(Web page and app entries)
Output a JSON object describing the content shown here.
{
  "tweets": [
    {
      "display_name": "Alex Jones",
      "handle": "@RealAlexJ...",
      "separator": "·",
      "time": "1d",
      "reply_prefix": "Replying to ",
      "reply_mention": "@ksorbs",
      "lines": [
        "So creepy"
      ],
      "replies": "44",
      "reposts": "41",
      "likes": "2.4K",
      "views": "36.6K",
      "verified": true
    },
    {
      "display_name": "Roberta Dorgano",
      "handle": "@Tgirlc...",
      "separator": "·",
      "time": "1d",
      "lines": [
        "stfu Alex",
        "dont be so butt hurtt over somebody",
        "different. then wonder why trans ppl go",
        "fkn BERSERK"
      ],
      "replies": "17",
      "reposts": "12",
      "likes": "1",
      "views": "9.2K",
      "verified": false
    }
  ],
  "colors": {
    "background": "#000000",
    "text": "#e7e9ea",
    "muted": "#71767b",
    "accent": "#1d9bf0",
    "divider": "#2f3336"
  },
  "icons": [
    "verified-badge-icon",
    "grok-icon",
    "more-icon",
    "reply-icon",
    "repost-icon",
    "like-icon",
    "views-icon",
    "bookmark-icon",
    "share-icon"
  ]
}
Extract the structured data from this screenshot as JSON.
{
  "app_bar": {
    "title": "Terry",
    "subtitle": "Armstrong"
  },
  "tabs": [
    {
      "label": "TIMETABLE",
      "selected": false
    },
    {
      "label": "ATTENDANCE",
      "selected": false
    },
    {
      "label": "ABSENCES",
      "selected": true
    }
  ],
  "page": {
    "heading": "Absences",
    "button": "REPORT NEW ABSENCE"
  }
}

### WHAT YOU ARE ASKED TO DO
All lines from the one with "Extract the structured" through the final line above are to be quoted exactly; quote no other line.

### REPLY
Extract the structured data from this screenshot as JSON.
{
  "app_bar": {
    "title": "Terry",
    "subtitle": "Armstrong"
  },
  "tabs": [
    {
      "label": "TIMETABLE",
      "selected": false
    },
    {
      "label": "ATTENDANCE",
      "selected": false
    },
    {
      "label": "ABSENCES",
      "selected": true
    }
  ],
  "page": {
    "heading": "Absences",
    "button": "REPORT NEW ABSENCE"
  }
}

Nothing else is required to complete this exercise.